--- START ---

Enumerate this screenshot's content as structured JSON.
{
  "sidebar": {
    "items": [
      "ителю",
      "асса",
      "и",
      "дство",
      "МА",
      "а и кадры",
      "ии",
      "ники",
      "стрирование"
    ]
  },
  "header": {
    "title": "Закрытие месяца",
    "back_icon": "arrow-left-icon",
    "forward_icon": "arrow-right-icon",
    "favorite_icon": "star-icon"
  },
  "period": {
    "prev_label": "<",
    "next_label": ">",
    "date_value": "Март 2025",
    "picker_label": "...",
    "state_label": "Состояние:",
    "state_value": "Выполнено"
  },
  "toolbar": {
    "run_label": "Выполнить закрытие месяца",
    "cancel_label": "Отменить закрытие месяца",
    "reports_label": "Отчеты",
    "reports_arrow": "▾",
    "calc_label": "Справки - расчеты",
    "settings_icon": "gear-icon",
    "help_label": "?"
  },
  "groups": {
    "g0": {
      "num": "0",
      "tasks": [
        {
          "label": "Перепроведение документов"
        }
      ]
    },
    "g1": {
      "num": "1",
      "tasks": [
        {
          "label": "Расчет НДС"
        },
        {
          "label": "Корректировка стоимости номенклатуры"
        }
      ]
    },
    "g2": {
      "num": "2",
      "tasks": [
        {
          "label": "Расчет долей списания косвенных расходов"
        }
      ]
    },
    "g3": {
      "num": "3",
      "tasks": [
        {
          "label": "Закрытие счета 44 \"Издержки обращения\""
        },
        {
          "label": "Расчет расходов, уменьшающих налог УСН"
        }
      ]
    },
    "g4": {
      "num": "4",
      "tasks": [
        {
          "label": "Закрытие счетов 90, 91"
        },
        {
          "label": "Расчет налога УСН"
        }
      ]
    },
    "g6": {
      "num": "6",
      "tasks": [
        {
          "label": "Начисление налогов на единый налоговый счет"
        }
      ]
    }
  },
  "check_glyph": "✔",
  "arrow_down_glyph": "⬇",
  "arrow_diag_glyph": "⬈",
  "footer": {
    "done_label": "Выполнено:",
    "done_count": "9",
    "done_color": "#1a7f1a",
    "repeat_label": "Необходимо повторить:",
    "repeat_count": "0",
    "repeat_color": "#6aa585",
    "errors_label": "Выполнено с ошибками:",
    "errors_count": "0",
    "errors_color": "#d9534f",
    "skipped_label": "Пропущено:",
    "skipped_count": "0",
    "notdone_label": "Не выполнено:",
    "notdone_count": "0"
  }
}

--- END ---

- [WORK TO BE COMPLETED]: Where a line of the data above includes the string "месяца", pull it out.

- [RESPONSE BELOW]:
    "title": "Закрытие месяца",
    "run_label": "Выполнить закрытие месяца",
    "cancel_label": "Отменить закрытие месяца",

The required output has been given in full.